In preparation for the film—Wadlow’s second feature, after 2005’s Cry_Wolf, which he wrote with screenwriting partner Beau Bauman and shot with the $1 million he nabbed from the Chrysler Million Dollar Film Contest—the charmingly boyish director claims that he bought hundreds of fight films. For better or worse, it shows; Wadlow’s film sags in the dialogue department (send complaints to screenwriter Chris Hauty) but lurches violently into five battle scenes and two (inadvertently hilarious) training montages during which inarticulate actors that resemble “Real World” cast members jacked on Red Bull and HGH wail on each other. (Each knock-down and drag-out is captured on iPhone or BlackBerry and uploaded to the Internet, which provides a nice spin on the senseless beating genre.)

The trailer for Never Back Down.

More interesting than the sweaty, YouTube-inspired grunt-fest, however, are Curt’s theories about Wadlow’s next projects. The director mentioned after the screening that, during the time leading up to the creation of Never Back Down, he wrote two screenplays with Bauman, which suggests to CC that Wadlow might’ve knocked out Back Down as a quick route to cash to produce his flicks. And a quick search for Wadlow’s “In Production” films on the Internet Movie Database reveals one of his scripts, for an election year bank heist film called Hail to the Thief, tied to a production company called Tower of Babble Entertainment (www.towerofb.com), which bears the name of Wadlow’s award-winning short film. Sounds like a good company name to Curt—Wadlow could use a little more yap, a little less slap.

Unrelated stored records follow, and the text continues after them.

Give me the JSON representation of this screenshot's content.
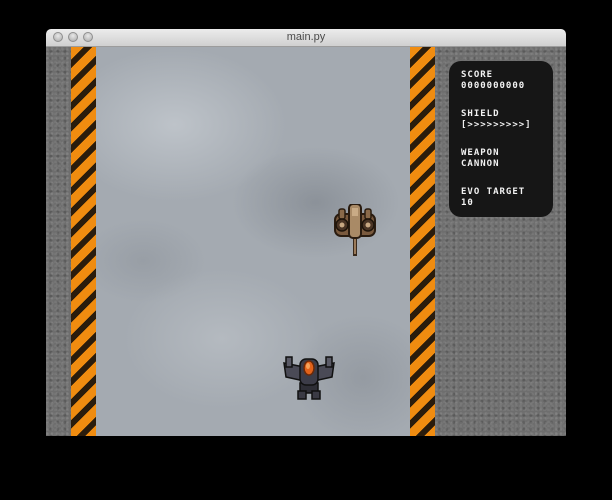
{
  "window": {
    "title": "main.py"
  },
  "hud": {
    "score_label": "SCORE",
    "score_value": "0000000000",
    "shield_label": "SHIELD",
    "shield_value": "[>>>>>>>>>]",
    "weapon_label": "WEAPON",
    "weapon_value": "CANNON",
    "evo_label": "EVO TARGET",
    "evo_value": "10"
  },
  "colors": {
    "hazard_orange": "#f08c10",
    "hazard_dark": "#2a1c0c",
    "hud_bg": "#161616",
    "sky": "#a4aab1"
  }
}
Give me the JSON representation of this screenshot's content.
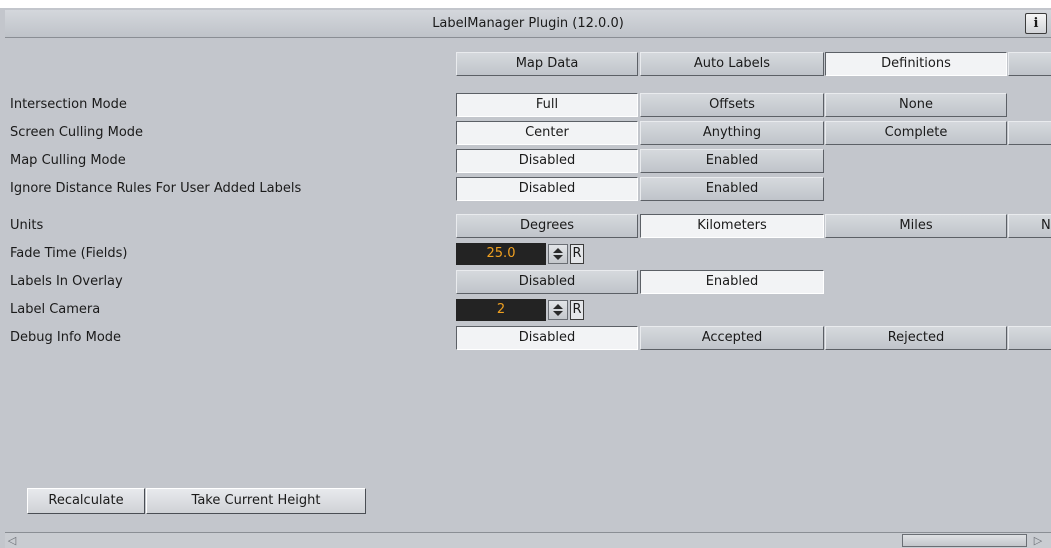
{
  "header": {
    "title": "LabelManager Plugin (12.0.0)",
    "info_label": "i"
  },
  "tabs": [
    {
      "label": "Map Data",
      "selected": false
    },
    {
      "label": "Auto Labels",
      "selected": false
    },
    {
      "label": "Definitions",
      "selected": true
    },
    {
      "label": "",
      "selected": false
    }
  ],
  "rows": {
    "intersection_mode": {
      "label": "Intersection Mode",
      "options": [
        "Full",
        "Offsets",
        "None"
      ],
      "selected": "Full"
    },
    "screen_culling_mode": {
      "label": "Screen Culling Mode",
      "options": [
        "Center",
        "Anything",
        "Complete",
        ""
      ],
      "selected": "Center"
    },
    "map_culling_mode": {
      "label": "Map Culling Mode",
      "options": [
        "Disabled",
        "Enabled"
      ],
      "selected": "Disabled"
    },
    "ignore_distance_rules": {
      "label": "Ignore Distance Rules For User Added Labels",
      "options": [
        "Disabled",
        "Enabled"
      ],
      "selected": "Disabled"
    },
    "units": {
      "label": "Units",
      "options": [
        "Degrees",
        "Kilometers",
        "Miles",
        "N"
      ],
      "selected": "Kilometers"
    },
    "fade_time": {
      "label": "Fade Time (Fields)",
      "value": "25.0",
      "reset_label": "R"
    },
    "labels_in_overlay": {
      "label": "Labels In Overlay",
      "options": [
        "Disabled",
        "Enabled"
      ],
      "selected": "Enabled"
    },
    "label_camera": {
      "label": "Label Camera",
      "value": "2",
      "reset_label": "R"
    },
    "debug_info_mode": {
      "label": "Debug Info Mode",
      "options": [
        "Disabled",
        "Accepted",
        "Rejected",
        ""
      ],
      "selected": "Disabled"
    }
  },
  "actions": {
    "recalculate_label": "Recalculate",
    "take_current_height_label": "Take Current Height"
  },
  "colors": {
    "panel_bg": "#c3c6cc",
    "number_field_bg": "#232323",
    "number_field_text": "#f0a020",
    "selected_button_bg": "#f2f3f5"
  }
}
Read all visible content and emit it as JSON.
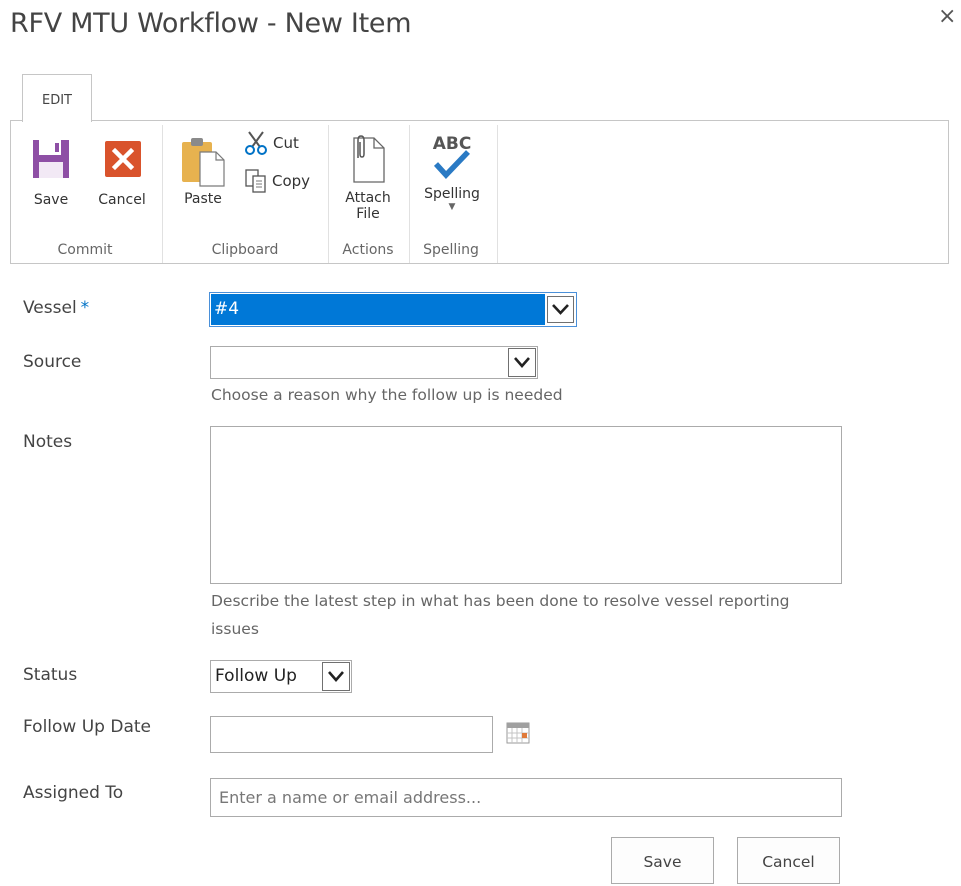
{
  "dialog": {
    "title": "RFV MTU Workflow - New Item",
    "close": "×"
  },
  "ribbon": {
    "tab": "EDIT",
    "commit": {
      "save": "Save",
      "cancel": "Cancel",
      "group": "Commit"
    },
    "clipboard": {
      "paste": "Paste",
      "cut": "Cut",
      "copy": "Copy",
      "group": "Clipboard"
    },
    "actions": {
      "attach_line1": "Attach",
      "attach_line2": "File",
      "group": "Actions"
    },
    "spelling": {
      "abc": "ABC",
      "label": "Spelling",
      "group": "Spelling"
    }
  },
  "form": {
    "vessel": {
      "label": "Vessel",
      "required": "*",
      "value": "#4"
    },
    "source": {
      "label": "Source",
      "value": "",
      "hint": "Choose a reason why the follow up is needed"
    },
    "notes": {
      "label": "Notes",
      "value": "",
      "hint_line1": "Describe the latest step in what has been done to resolve vessel reporting",
      "hint_line2": "issues"
    },
    "status": {
      "label": "Status",
      "value": "Follow Up"
    },
    "follow_up_date": {
      "label": "Follow Up Date",
      "value": ""
    },
    "assigned_to": {
      "label": "Assigned To",
      "placeholder": "Enter a name or email address..."
    }
  },
  "buttons": {
    "save": "Save",
    "cancel": "Cancel"
  },
  "colors": {
    "accent": "#0072c6",
    "selected": "#0078d7",
    "save_icon": "#8e4fa5",
    "cancel_icon": "#d9532c"
  }
}
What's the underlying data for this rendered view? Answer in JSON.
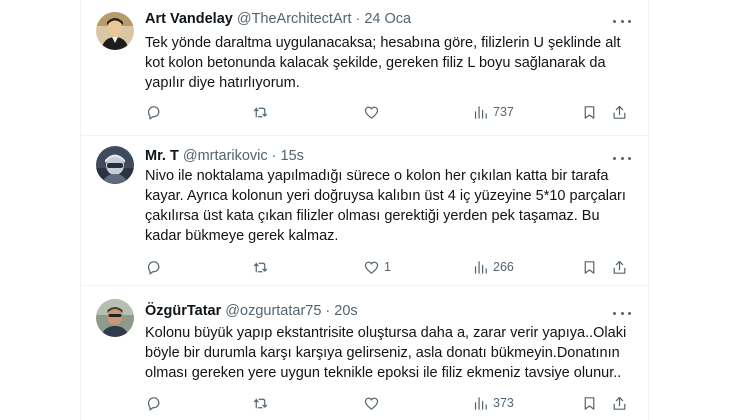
{
  "tweets": [
    {
      "name": "Art Vandelay",
      "handle": "@TheArchitectArt",
      "separator": "·",
      "time": "24 Oca",
      "lines": [
        "Tek yönde daraltma uygulanacaksa; hesabına göre, filizlerin U şeklinde alt",
        "kot kolon betonunda kalacak şekilde, gereken filiz L boyu sağlanarak da",
        "yapılır diye hatırlıyorum."
      ],
      "likes": "",
      "views": "737",
      "avatar_icon": "man-avatar-icon"
    },
    {
      "name": "Mr. T",
      "handle": "@mrtarikovic",
      "separator": "·",
      "time": "15s",
      "lines": [
        "Nivo ile noktalama yapılmadığı sürece o kolon her çıkılan katta bir tarafa",
        "kayar. Ayrıca kolonun yeri doğruysa kalıbın üst 4 iç yüzeyine 5*10 parçaları",
        "çakılırsa üst kata çıkan filizler olması gerektiği yerden pek taşamaz. Bu",
        "kadar bükmeye gerek kalmaz."
      ],
      "likes": "1",
      "views": "266",
      "avatar_icon": "helmet-avatar-icon"
    },
    {
      "name": "ÖzgürTatar",
      "handle": "@ozgurtatar75",
      "separator": "·",
      "time": "20s",
      "lines": [
        "Kolonu büyük yapıp ekstantrisite oluştursa daha a, zarar verir yapıya..Olaki",
        "böyle bir durumla karşı karşıya gelirseniz, asla donatı bükmeyin.Donatının",
        "olması gereken yere uygun teknikle epoksi ile filiz ekmeniz tavsiye olunur.."
      ],
      "likes": "",
      "views": "373",
      "avatar_icon": "person-avatar-icon"
    }
  ],
  "icons": {
    "reply": "reply-icon",
    "retweet": "retweet-icon",
    "like": "heart-icon",
    "views": "views-icon",
    "bookmark": "bookmark-icon",
    "share": "share-icon",
    "more": "more-icon"
  },
  "colors": {
    "text": "#0f1419",
    "secondary": "#536471",
    "divider": "#eff3f4",
    "background": "#ffffff"
  }
}
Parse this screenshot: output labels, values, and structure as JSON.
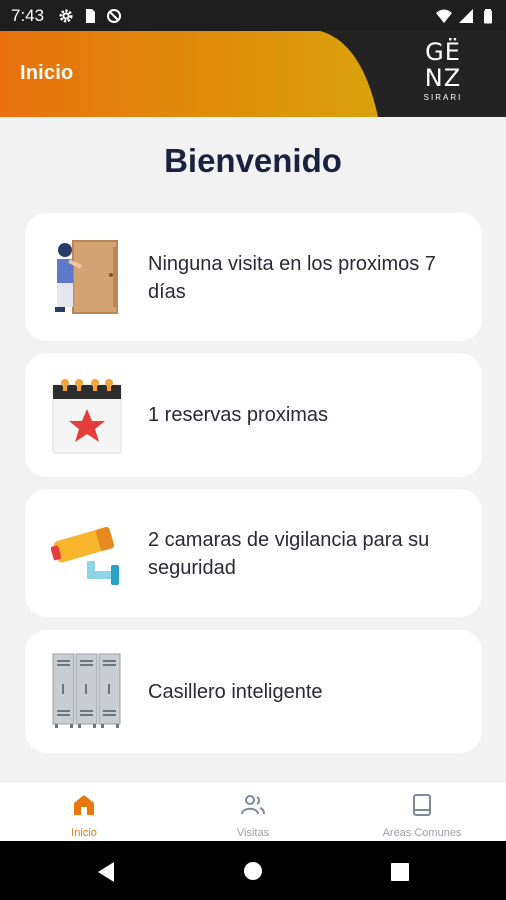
{
  "status_bar": {
    "time": "7:43",
    "left_icons": [
      "gear-icon",
      "sim-card-icon",
      "dnd-icon"
    ],
    "right_icons": [
      "wifi-icon",
      "signal-icon",
      "battery-icon"
    ]
  },
  "header": {
    "title": "Inicio",
    "logo": {
      "line1": "GË",
      "line2": "NZ",
      "sub": "SIRARI"
    },
    "colors": {
      "gradient_start": "#e8710e",
      "gradient_end": "#d9a20b",
      "background": "#232323"
    }
  },
  "main": {
    "welcome": "Bienvenido",
    "cards": [
      {
        "icon": "visitor-door-icon",
        "text": "Ninguna visita en los proximos 7 días"
      },
      {
        "icon": "calendar-star-icon",
        "text": "1 reservas proximas"
      },
      {
        "icon": "security-camera-icon",
        "text": "2 camaras de vigilancia para su seguridad"
      },
      {
        "icon": "lockers-icon",
        "text": "Casillero inteligente"
      }
    ]
  },
  "bottom_nav": {
    "items": [
      {
        "label": "Inicio",
        "icon": "home-icon",
        "active": true
      },
      {
        "label": "Visitas",
        "icon": "people-icon",
        "active": false
      },
      {
        "label": "Areas Comunes",
        "icon": "book-icon",
        "active": false
      }
    ],
    "active_color": "#e8780c"
  },
  "system_nav": {
    "buttons": [
      "back-icon",
      "home-circle-icon",
      "recents-icon"
    ]
  }
}
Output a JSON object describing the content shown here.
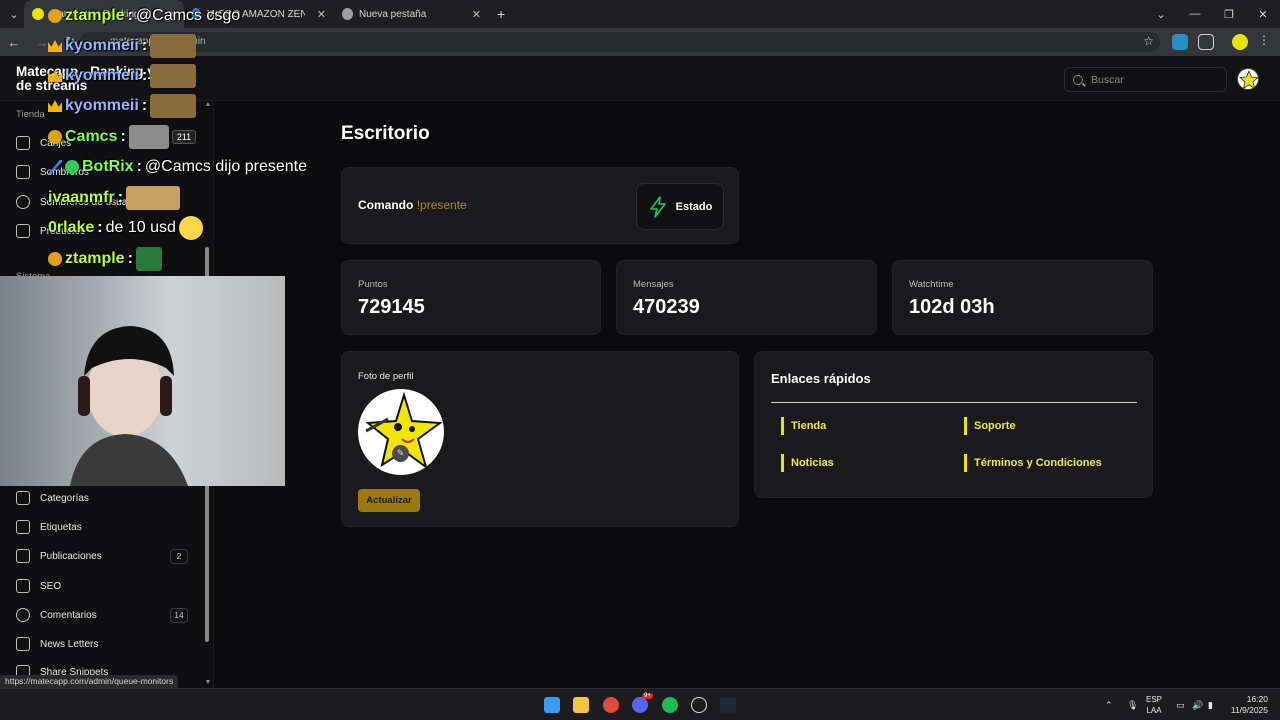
{
  "browser": {
    "tabs": [
      {
        "label": "Matecapp - Ranking y...",
        "active": true
      },
      {
        "label": "MICRO AMAZON ZEN MIX GC",
        "active": false
      },
      {
        "label": "Nueva pestaña",
        "active": false
      }
    ],
    "url": "matecapp.com/admin",
    "status_url": "https://matecapp.com/admin/queue-monitors"
  },
  "app": {
    "brand": "Matecapp - Ranking y de streams",
    "search_placeholder": "Buscar",
    "page_title": "Escritorio"
  },
  "sidebar": {
    "section_store": "Tienda",
    "section_system": "Sistema",
    "store_items": [
      {
        "label": "Canjes"
      },
      {
        "label": "Sombreros"
      },
      {
        "label": "Sombreros de usuarios"
      },
      {
        "label": "Productos"
      }
    ],
    "content_items": [
      {
        "label": "Categorías",
        "badge": ""
      },
      {
        "label": "Etiquetas",
        "badge": ""
      },
      {
        "label": "Publicaciones",
        "badge": "2"
      },
      {
        "label": "SEO",
        "badge": ""
      },
      {
        "label": "Comentarios",
        "badge": "14"
      },
      {
        "label": "News Letters",
        "badge": ""
      },
      {
        "label": "Share Snippets",
        "badge": ""
      }
    ]
  },
  "command_card": {
    "label": "Comando",
    "command": "!presente",
    "status_button": "Estado"
  },
  "stats": [
    {
      "label": "Puntos",
      "value": "729145"
    },
    {
      "label": "Mensajes",
      "value": "470239"
    },
    {
      "label": "Watchtime",
      "value": "102d 03h"
    }
  ],
  "profile": {
    "label": "Foto de perfil",
    "update_button": "Actualizar"
  },
  "quick_links": {
    "title": "Enlaces rápidos",
    "items": [
      {
        "label": "Tienda"
      },
      {
        "label": "Soporte"
      },
      {
        "label": "Noticias"
      },
      {
        "label": "Términos y Condiciones"
      }
    ]
  },
  "chat": {
    "lines": [
      {
        "user": "ztample",
        "message": "@Camcs csgo"
      },
      {
        "user": "kyommeii",
        "message": ""
      },
      {
        "user": "kyommeii",
        "message": ""
      },
      {
        "user": "kyommeii",
        "message": ""
      },
      {
        "user": "Camcs",
        "message": "",
        "badge": "211"
      },
      {
        "user": "BotRix",
        "message": "@Camcs dijo presente"
      },
      {
        "user": "ivaanmfr",
        "message": ""
      },
      {
        "user": "0rlake",
        "message": "de 10 usd"
      },
      {
        "user": "ztample",
        "message": ""
      }
    ]
  },
  "taskbar": {
    "lang_1": "ESP",
    "lang_2": "LAA",
    "time": "16:20",
    "date": "11/9/2025",
    "discord_badge": "9+"
  }
}
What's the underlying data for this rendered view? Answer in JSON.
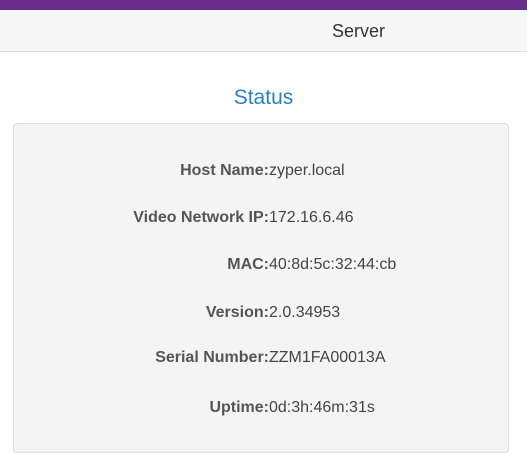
{
  "header": {
    "title": "Server"
  },
  "status": {
    "title": "Status",
    "rows": [
      {
        "label": "Host Name:",
        "value": "zyper.local"
      },
      {
        "label": "Video Network IP:",
        "value": "172.16.6.46"
      },
      {
        "label": "MAC:",
        "value": "40:8d:5c:32:44:cb"
      },
      {
        "label": "Version:",
        "value": "2.0.34953"
      },
      {
        "label": "Serial Number:",
        "value": "ZZM1FA00013A"
      },
      {
        "label": "Uptime:",
        "value": "0d:3h:46m:31s"
      }
    ]
  },
  "colors": {
    "top_bar": "#6a2d8e",
    "section_title": "#2a7fc4"
  }
}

Want to start an underground streetfighting ring? Me neither. E-mail your art news to curtain@c-ville.com.